(Website and app data records)
[Start of Attachment]

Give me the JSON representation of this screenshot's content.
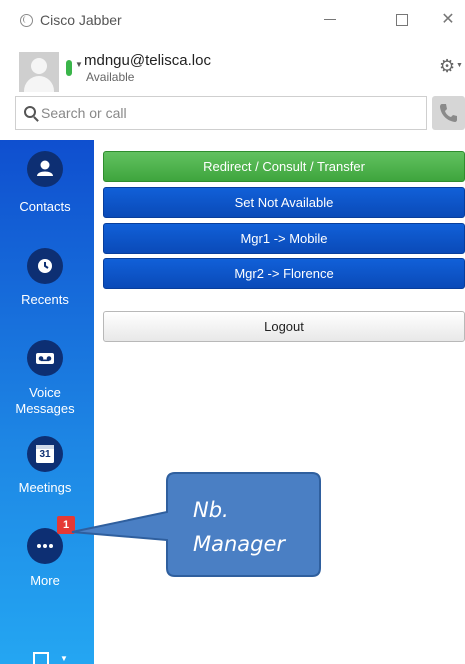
{
  "window": {
    "title": "Cisco Jabber",
    "minimize_icon": "minimize-icon",
    "maximize_icon": "maximize-icon",
    "close_icon": "close-icon",
    "close_glyph": "✕"
  },
  "account": {
    "username": "mdngu@telisca.loc",
    "status": "Available",
    "presence_color": "#3ab54a",
    "gear_glyph": "⚙"
  },
  "search": {
    "placeholder": "Search or call"
  },
  "sidebar": {
    "items": [
      {
        "label": "Contacts",
        "icon": "contacts-icon"
      },
      {
        "label": "Recents",
        "icon": "clock-icon"
      },
      {
        "label": "Voice Messages",
        "label_lines": [
          "Voice",
          "Messages"
        ],
        "icon": "voicemail-icon"
      },
      {
        "label": "Meetings",
        "icon": "calendar-icon",
        "icon_text": "31"
      },
      {
        "label": "More",
        "icon": "more-icon",
        "badge": "1"
      }
    ]
  },
  "main": {
    "buttons": [
      {
        "label": "Redirect / Consult / Transfer",
        "style": "green"
      },
      {
        "label": "Set Not Available",
        "style": "blue"
      },
      {
        "label": "Mgr1 -> Mobile",
        "style": "blue"
      },
      {
        "label": "Mgr2 -> Florence",
        "style": "blue"
      },
      {
        "label": "Logout",
        "style": "white"
      }
    ]
  },
  "callout": {
    "line1": "Nb.",
    "line2": "Manager",
    "fill": "#4a7fc4"
  },
  "colors": {
    "sidebar_top": "#0f4fcf",
    "sidebar_bottom": "#24a6f2",
    "badge": "#e53935"
  }
}
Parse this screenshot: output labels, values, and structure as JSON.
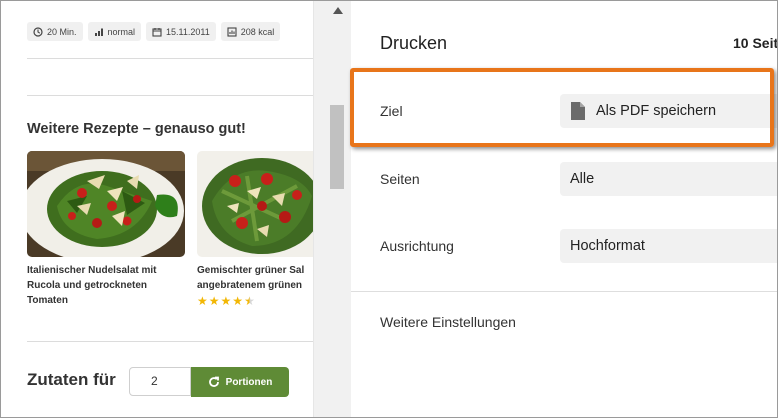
{
  "preview": {
    "meta": [
      {
        "icon": "clock-icon",
        "label": "20 Min."
      },
      {
        "icon": "signal-bars-icon",
        "label": "normal"
      },
      {
        "icon": "calendar-icon",
        "label": "15.11.2011"
      },
      {
        "icon": "calories-icon",
        "label": "208 kcal"
      }
    ],
    "section_title": "Weitere Rezepte – genauso gut!",
    "cards": [
      {
        "title": "Italienischer Nudelsalat mit\nRucola und getrockneten\nTomaten"
      },
      {
        "title": "Gemischter grüner Sal\nangebratenem grünen",
        "rating": 4.5
      }
    ],
    "zutaten_label": "Zutaten für",
    "portion_value": "2",
    "portion_button": "Portionen",
    "colors": {
      "button_green": "#5f8b36",
      "star": "#f2b705"
    }
  },
  "print": {
    "title": "Drucken",
    "pages_count": "10 Seit",
    "rows": [
      {
        "label": "Ziel",
        "value": "Als PDF speichern",
        "icon": "document-icon"
      },
      {
        "label": "Seiten",
        "value": "Alle"
      },
      {
        "label": "Ausrichtung",
        "value": "Hochformat"
      }
    ],
    "more_settings": "Weitere Einstellungen",
    "highlight_color": "#e8751a"
  }
}
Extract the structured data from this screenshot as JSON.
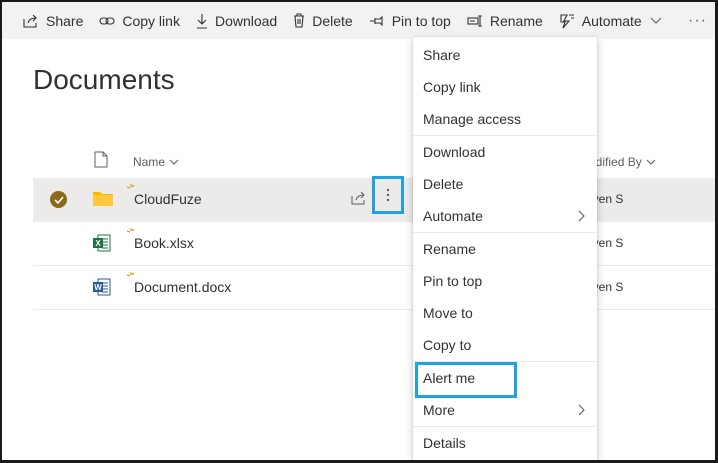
{
  "toolbar": {
    "share": "Share",
    "copy_link": "Copy link",
    "download": "Download",
    "delete": "Delete",
    "pin_to_top": "Pin to top",
    "rename": "Rename",
    "automate": "Automate",
    "more": "···"
  },
  "page": {
    "title": "Documents"
  },
  "table": {
    "headers": {
      "name": "Name",
      "modified_by": "odified By"
    },
    "rows": [
      {
        "name": "CloudFuze",
        "type": "folder",
        "modified_by": "even S",
        "selected": true
      },
      {
        "name": "Book.xlsx",
        "type": "excel",
        "modified_by": "even S",
        "selected": false
      },
      {
        "name": "Document.docx",
        "type": "word",
        "modified_by": "even S",
        "selected": false
      }
    ]
  },
  "context_menu": {
    "items": [
      "Share",
      "Copy link",
      "Manage access",
      "Download",
      "Delete",
      "Automate",
      "Rename",
      "Pin to top",
      "Move to",
      "Copy to",
      "Alert me",
      "More",
      "Details"
    ],
    "highlighted": "Alert me"
  },
  "colors": {
    "highlight_border": "#1ea2e0",
    "check_fill": "#8a6b19",
    "folder": "#ffb900",
    "excel": "#217346",
    "word": "#2b579a",
    "sparkle": "#c19c00"
  }
}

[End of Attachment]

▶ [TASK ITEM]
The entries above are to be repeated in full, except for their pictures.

▶ [RESPONSE BOX]
Give me the JSON representation of this screenshot's content.
{
  "window": {
    "title": "Cisco Jabber",
    "minimize_icon": "minimize-icon",
    "maximize_icon": "maximize-icon",
    "close_icon": "close-icon",
    "close_glyph": "✕"
  },
  "account": {
    "username": "mdngu@telisca.loc",
    "status": "Available",
    "presence_color": "#3ab54a",
    "gear_glyph": "⚙"
  },
  "search": {
    "placeholder": "Search or call"
  },
  "sidebar": {
    "items": [
      {
        "label": "Contacts",
        "icon": "contacts-icon"
      },
      {
        "label": "Recents",
        "icon": "clock-icon"
      },
      {
        "label": "Voice Messages",
        "label_lines": [
          "Voice",
          "Messages"
        ],
        "icon": "voicemail-icon"
      },
      {
        "label": "Meetings",
        "icon": "calendar-icon",
        "icon_text": "31"
      },
      {
        "label": "More",
        "icon": "more-icon",
        "badge": "1"
      }
    ]
  },
  "main": {
    "buttons": [
      {
        "label": "Redirect / Consult / Transfer",
        "style": "green"
      },
      {
        "label": "Set Not Available",
        "style": "blue"
      },
      {
        "label": "Mgr1 -> Mobile",
        "style": "blue"
      },
      {
        "label": "Mgr2 -> Florence",
        "style": "blue"
      },
      {
        "label": "Logout",
        "style": "white"
      }
    ]
  },
  "callout": {
    "line1": "Nb.",
    "line2": "Manager",
    "fill": "#4a7fc4"
  },
  "colors": {
    "sidebar_top": "#0f4fcf",
    "sidebar_bottom": "#24a6f2",
    "badge": "#e53935"
  }
}
Parse this screenshot: output labels, values, and structure as JSON.
{
  "preview": {
    "meta": [
      {
        "icon": "clock-icon",
        "label": "20 Min."
      },
      {
        "icon": "signal-bars-icon",
        "label": "normal"
      },
      {
        "icon": "calendar-icon",
        "label": "15.11.2011"
      },
      {
        "icon": "calories-icon",
        "label": "208 kcal"
      }
    ],
    "section_title": "Weitere Rezepte – genauso gut!",
    "cards": [
      {
        "title": "Italienischer Nudelsalat mit\nRucola und getrockneten\nTomaten"
      },
      {
        "title": "Gemischter grüner Sal\nangebratenem grünen",
        "rating": 4.5
      }
    ],
    "zutaten_label": "Zutaten für",
    "portion_value": "2",
    "portion_button": "Portionen",
    "colors": {
      "button_green": "#5f8b36",
      "star": "#f2b705"
    }
  },
  "print": {
    "title": "Drucken",
    "pages_count": "10 Seit",
    "rows": [
      {
        "label": "Ziel",
        "value": "Als PDF speichern",
        "icon": "document-icon"
      },
      {
        "label": "Seiten",
        "value": "Alle"
      },
      {
        "label": "Ausrichtung",
        "value": "Hochformat"
      }
    ],
    "more_settings": "Weitere Einstellungen",
    "highlight_color": "#e8751a"
  }
}
Extract the structured data from this screenshot as JSON.
{
  "toolbar": {
    "share": "Share",
    "copy_link": "Copy link",
    "download": "Download",
    "delete": "Delete",
    "pin_to_top": "Pin to top",
    "rename": "Rename",
    "automate": "Automate",
    "more": "···"
  },
  "page": {
    "title": "Documents"
  },
  "table": {
    "headers": {
      "name": "Name",
      "modified_by": "odified By"
    },
    "rows": [
      {
        "name": "CloudFuze",
        "type": "folder",
        "modified_by": "even S",
        "selected": true
      },
      {
        "name": "Book.xlsx",
        "type": "excel",
        "modified_by": "even S",
        "selected": false
      },
      {
        "name": "Document.docx",
        "type": "word",
        "modified_by": "even S",
        "selected": false
      }
    ]
  },
  "context_menu": {
    "items": [
      "Share",
      "Copy link",
      "Manage access",
      "Download",
      "Delete",
      "Automate",
      "Rename",
      "Pin to top",
      "Move to",
      "Copy to",
      "Alert me",
      "More",
      "Details"
    ],
    "highlighted": "Alert me"
  },
  "colors": {
    "highlight_border": "#1ea2e0",
    "check_fill": "#8a6b19",
    "folder": "#ffb900",
    "excel": "#217346",
    "word": "#2b579a",
    "sparkle": "#c19c00"
  }
}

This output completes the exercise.